Information shown
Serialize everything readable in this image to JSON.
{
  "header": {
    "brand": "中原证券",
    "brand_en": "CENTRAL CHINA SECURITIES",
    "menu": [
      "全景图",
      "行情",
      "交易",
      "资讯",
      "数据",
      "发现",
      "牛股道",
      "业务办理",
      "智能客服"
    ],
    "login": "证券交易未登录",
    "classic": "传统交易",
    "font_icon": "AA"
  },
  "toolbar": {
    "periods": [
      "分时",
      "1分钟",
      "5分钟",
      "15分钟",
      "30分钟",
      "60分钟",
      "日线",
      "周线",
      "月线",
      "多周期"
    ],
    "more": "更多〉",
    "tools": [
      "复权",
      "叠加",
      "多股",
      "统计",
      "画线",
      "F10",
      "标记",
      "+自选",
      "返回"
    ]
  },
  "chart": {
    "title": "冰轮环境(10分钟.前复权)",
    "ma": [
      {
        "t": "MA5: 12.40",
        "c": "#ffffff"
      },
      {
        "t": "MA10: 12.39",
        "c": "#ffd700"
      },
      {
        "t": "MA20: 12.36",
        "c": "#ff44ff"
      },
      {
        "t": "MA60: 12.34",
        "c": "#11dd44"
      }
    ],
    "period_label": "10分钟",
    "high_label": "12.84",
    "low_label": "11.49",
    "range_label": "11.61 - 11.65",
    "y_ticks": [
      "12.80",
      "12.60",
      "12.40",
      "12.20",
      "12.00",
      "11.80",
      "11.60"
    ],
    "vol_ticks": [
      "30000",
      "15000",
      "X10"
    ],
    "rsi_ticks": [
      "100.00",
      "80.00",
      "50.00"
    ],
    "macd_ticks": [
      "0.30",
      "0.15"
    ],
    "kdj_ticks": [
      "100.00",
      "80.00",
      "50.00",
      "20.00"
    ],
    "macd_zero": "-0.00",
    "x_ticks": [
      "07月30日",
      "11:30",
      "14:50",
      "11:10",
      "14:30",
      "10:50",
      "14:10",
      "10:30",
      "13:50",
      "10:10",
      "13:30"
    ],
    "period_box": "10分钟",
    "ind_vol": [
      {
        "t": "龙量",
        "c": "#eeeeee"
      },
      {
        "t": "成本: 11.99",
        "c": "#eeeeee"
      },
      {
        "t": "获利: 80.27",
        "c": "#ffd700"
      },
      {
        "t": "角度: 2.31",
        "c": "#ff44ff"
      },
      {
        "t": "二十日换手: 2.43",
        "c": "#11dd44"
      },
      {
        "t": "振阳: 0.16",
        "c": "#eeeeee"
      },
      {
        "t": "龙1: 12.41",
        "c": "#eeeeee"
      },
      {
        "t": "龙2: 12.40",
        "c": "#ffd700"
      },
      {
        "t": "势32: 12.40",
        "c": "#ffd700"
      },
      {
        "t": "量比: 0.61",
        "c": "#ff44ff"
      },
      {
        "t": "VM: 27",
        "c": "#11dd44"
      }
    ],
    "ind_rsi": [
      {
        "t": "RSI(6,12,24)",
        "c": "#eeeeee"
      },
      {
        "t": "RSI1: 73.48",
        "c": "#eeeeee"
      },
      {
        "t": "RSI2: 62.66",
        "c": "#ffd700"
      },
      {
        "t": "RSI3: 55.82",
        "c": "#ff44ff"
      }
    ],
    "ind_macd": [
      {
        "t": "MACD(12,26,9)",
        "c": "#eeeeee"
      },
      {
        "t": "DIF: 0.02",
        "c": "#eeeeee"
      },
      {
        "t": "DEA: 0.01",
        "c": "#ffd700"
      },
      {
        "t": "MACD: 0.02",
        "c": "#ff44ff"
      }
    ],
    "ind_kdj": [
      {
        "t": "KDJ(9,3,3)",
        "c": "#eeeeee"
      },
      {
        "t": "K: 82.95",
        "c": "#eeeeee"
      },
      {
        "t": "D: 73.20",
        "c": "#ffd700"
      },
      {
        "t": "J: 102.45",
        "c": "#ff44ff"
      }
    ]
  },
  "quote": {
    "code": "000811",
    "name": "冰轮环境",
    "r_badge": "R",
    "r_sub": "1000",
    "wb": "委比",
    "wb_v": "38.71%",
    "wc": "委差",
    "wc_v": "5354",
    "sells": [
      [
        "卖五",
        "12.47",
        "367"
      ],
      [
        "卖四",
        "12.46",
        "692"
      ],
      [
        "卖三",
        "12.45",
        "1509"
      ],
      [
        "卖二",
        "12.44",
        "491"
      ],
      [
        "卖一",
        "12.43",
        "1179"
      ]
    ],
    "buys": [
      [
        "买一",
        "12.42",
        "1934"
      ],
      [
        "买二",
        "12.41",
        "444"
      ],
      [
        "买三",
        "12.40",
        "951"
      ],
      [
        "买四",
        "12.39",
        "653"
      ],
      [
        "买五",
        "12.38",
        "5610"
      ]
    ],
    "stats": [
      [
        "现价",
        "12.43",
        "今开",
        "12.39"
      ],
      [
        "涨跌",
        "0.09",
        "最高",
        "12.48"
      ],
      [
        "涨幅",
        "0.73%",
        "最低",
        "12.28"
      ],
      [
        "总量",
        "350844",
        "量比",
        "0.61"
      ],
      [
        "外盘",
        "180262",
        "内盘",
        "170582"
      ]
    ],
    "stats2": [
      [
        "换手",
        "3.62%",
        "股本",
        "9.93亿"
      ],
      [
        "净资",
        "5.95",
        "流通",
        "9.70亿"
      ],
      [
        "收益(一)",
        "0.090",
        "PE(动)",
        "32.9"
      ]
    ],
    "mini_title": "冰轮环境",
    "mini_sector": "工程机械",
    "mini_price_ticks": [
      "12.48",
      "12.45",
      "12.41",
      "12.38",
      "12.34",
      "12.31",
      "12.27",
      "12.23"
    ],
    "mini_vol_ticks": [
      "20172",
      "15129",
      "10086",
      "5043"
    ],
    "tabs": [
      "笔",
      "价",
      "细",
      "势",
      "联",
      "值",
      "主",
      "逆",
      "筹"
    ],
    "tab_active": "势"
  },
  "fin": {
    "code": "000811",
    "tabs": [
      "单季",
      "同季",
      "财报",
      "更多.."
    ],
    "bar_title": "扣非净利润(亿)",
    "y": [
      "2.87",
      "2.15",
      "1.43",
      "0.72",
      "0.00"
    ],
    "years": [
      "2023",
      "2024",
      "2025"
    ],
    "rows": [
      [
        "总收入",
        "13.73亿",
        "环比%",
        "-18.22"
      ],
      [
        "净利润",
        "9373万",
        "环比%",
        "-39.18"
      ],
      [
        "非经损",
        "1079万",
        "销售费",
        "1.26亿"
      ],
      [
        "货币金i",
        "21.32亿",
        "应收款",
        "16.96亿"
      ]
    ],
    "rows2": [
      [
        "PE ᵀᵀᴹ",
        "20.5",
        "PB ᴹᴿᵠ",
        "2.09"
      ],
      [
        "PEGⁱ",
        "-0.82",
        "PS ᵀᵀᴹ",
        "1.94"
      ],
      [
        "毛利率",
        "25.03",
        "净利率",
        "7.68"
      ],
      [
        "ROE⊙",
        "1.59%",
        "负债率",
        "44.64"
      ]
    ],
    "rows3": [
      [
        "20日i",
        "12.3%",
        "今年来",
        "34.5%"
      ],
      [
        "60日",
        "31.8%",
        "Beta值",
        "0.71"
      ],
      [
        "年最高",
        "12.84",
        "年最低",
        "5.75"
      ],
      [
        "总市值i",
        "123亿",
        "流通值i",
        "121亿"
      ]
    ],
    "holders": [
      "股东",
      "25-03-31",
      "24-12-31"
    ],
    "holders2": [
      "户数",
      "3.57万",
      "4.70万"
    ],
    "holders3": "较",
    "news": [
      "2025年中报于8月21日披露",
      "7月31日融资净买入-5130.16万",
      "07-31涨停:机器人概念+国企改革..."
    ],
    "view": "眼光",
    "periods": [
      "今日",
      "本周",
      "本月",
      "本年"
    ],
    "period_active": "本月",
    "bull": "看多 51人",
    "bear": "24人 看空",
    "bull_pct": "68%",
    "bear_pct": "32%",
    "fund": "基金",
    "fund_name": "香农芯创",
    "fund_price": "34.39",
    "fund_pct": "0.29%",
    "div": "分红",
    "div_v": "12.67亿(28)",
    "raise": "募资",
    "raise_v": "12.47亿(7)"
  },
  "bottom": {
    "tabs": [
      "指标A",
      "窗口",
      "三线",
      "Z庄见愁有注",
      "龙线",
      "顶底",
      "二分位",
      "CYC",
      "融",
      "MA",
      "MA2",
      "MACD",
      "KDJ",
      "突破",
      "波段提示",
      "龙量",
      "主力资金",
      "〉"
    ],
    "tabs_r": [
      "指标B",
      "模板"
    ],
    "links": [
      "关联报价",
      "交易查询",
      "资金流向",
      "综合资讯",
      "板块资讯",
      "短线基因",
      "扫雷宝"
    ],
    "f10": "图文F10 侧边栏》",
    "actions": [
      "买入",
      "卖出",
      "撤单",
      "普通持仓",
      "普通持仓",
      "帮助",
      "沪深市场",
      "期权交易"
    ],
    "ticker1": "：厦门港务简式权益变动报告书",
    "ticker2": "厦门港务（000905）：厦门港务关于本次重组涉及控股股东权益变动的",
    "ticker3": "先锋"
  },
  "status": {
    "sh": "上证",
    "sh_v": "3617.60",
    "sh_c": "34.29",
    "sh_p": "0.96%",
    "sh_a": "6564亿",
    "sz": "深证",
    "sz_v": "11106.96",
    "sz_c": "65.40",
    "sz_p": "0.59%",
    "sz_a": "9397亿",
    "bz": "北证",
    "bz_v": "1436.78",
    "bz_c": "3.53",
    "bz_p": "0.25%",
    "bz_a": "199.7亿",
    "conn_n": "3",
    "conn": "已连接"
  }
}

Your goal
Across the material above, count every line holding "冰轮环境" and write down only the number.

Response area
3